Getting SappyForever | The Coast Halifax

Getting SappyForever

Team Sappy takes its 252-page, full-colour retrospective on the road.

Meet the product of the little fundraiser that could---and did.

SappyForever is a 252-page, full-colour retrospective bursting with content. This hardcover archive features photos, essays and memories from eight years of SappyFest, the annual independent music festival in Sackville, New Brunswick. The coffee table tome preserves a visual and textual history of a party that became a destination for hundreds of local music lovers.

Lucas Hicks is the creative director of SappyFest. Hicks has been involved with the festival since its inception and nowadays he's responsible for everything from communications to programming. When asked to recall the early days of the festival he relates the story without missing a beat.

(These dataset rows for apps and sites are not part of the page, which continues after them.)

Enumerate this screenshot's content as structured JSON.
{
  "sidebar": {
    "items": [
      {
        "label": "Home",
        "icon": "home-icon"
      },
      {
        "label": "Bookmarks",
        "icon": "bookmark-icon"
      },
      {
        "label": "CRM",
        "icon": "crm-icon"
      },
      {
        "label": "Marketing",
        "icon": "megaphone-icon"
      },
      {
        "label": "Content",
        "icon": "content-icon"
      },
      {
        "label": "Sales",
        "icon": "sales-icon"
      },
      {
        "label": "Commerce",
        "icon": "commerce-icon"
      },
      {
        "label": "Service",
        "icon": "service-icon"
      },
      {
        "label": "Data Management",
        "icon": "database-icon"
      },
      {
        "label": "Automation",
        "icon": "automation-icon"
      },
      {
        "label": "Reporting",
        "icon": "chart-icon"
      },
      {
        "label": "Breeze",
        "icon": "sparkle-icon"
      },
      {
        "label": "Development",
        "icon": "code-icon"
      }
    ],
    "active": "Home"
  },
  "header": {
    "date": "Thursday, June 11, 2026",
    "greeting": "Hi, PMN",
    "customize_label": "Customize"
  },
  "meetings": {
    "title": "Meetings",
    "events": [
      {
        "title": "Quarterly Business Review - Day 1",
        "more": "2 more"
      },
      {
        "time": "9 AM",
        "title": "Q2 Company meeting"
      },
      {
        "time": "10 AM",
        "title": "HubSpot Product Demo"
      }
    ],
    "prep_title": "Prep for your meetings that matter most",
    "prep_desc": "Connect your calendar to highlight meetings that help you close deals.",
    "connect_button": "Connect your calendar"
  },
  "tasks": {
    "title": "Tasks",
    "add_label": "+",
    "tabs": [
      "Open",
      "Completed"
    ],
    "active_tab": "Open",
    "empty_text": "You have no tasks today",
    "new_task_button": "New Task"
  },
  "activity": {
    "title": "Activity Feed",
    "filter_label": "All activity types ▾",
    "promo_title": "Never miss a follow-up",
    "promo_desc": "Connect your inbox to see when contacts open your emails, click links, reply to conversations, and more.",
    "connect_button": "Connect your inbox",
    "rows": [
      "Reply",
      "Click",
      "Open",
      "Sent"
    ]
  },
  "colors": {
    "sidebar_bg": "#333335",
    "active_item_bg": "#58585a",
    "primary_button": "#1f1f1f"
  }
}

Rewind to 2006. Festival co-founders Paul Henderson and Jon Claytor of Sappy Records have a nagging desire to organize an event that would attract all their friends to a single location. Hicks explains: "The idea was a summer party almost like a wedding." Back then the Sappy folks didn't have a convenient excuse like an impending marriage to bring everyone together, so they invented one. The inaugural SappyFest was a success with 250 attendees who were mostly friends and friends of friends. The producers knew they were onto something special with the reunion vibe. "It's nice to feel like a family," Hicks says, "and like something is being put on for you."

Fast-forward to SappyFest 2013. More than 900 music fans attended last year's festival, the largest to date in terms of turnout. Unfortunately, high attendance didn't save the festival from financial foundering. "It came directly after the festival when we realized we fell short of our mark," says Hicks. The registered non-profit organization faced a daunting $15,000 debt.

On the brink of financial collapse the festival's producers had a creative idea: a coffee-table-book-slash-festival-life-preserver. Team Sappy hinged the future of its organization on a hope and a plan. To raise enough money for the cause, the team launched a campaign with Indiegogo. Through the magic of presale, SappyForever became more than a document of the festival's past---the hardback grew to 60 pages and morphed into a yearbook-esque testament to its own production. A $100 donation bought each supporter a book and secured a space in the "Presented by" section for their photo. In only 30 days the project raised over $28,000---more than enough cash to settle the organization's outstanding debt and fully fund the production and publication of SappyForever.

Today, 500 copies of SappyForever are hot off the presses. Team Sappy is excited to hit the highway with books and bands in tow, looking forward to catching up with existing festival fans and making new ones. They'll be busy delivering 250 presale books into the keen hands of donors across eastern and central Canada, vending the remaining copies and introducing local music acts to a national audience.

"The tour gives us the opportunity to promote the book and festival all at once," says Hicks.

Prior to the fundraiser the future of SappyFest was ambiguous at best. Now, the future of the Bridge Street party is back on track. "One of the things was to see if we could move forward with the festival and we figured we could," says Hicks. SappyFest will be downsizing to a slightly smaller festival in August 2014 and anticipates 500 to 700 attendees.

"This year will be smaller," says Hicks. "It will be about getting back to our roots, coming together and enjoying ourselves in this community." --Jade Nauss